I was with a small bank client who spent over a great deal of money and several weeks developing theirs. Once announced, and to their dismay, a larger bank introduced their new logo. Guess what? They both used the same colors. Ouch.
While you can’t avoid scenarios like this one, you can alleviate some of the frustration when creating or refreshing your logo. Here are a few tips:
1. Realize your logo is a big part of your brand personality. Determine how you will use the logo, its elements, and its colors prior to launching.
2. Get customer and market feedback. If at all possible, don’t just let a few executives say “I like this one” or “I don’t like this one” based solely on their opinion. Sure, they have a great background, but there is no substitute for customer feedback.

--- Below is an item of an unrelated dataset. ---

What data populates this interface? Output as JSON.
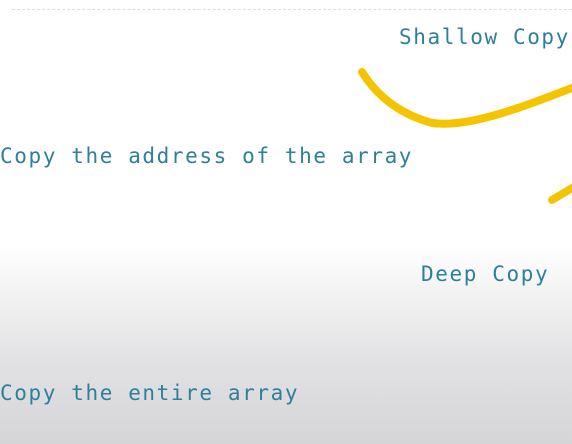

3. If you are changing your business name and logo, allow for a long-tail transition. It takes approximately 5 years for a new brand to settle. Use at least one or two of those years to blend the new name/logo into your brand identity. This is especially true for organizations that have small marketing budgets. Unless you are Coke or JP Morgan Chase, you will probably need the extra time.
4. Let you logo be a part of your employee identity, which is another part of your brand personality. If you want a hip, stylish brand, don’t force your employees to wear only white tops. If you are a trusted brand, be careful to stay with trusted looks and colors.
5. For smaller organizations, there is no need to spend huge amounts of money on a new or redesigned logo. Expect to spend some, especially to have several different options created for you. However, save your $300,000 expenditure for better marketing uses.
Good Marketing To You!